Staying on a friend’s sofa might be a good short-term solution if you have to leave home and you have nowhere else to go. However you may start to feel that you are getting in your friend’s way. This could affect your friendship in the future.
- Always go and get some housing advice and support. Some local councils can refer you to Nightstop if you’re aged 16-25. There may not always be a place available, a place is not guaranteed but it’s worth a try. To find your local housing authority click on this link www.getconnected.org.uk/ www.themix.org.uk/get-support/find-local-services
- Try to sort out where you are going to stay the day before you need it. If you leave it too late to contact a mate then you could find yourself with nowhere to go.
- If you are staying in the home of your friend’s parents you must ask them yourself whether it’s ok to stay, don’t just rely on your mate’s say so.
- If your friend lives in supported accommodation and you want to stay with them, check with the staff first. Some young people who don’t ask permission get asked to leave their housing project so both you and your mate will be without anywhere to stay. Also you may want to live in that accommodation and are waiting for a vacancy, staying uninvited could lose you the opportunity.
You will need to find somewhere of your own eventually. Staying with friends doesn’t mean you have found a home. You could still be classed as homeless and you may be entitled to help from the council, which could include housing.

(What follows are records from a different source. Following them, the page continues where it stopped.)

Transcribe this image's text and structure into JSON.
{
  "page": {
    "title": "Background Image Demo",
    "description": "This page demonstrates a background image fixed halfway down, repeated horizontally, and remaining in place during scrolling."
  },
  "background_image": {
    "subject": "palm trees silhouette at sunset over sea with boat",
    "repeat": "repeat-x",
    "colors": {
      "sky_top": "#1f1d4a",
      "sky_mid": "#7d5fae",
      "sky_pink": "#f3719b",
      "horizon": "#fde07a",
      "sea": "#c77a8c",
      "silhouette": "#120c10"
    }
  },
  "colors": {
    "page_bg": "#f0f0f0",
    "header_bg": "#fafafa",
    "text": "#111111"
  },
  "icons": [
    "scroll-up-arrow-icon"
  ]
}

Even if the council does not accept you as homeless, they may be able to help you find affordable accommodation. Homeless people have the right to ask for housing advice from their local council’s housing options and housing/homelessness department. A local housing adviser can check why the council will not accept your homeless application, or give you any advice on housing.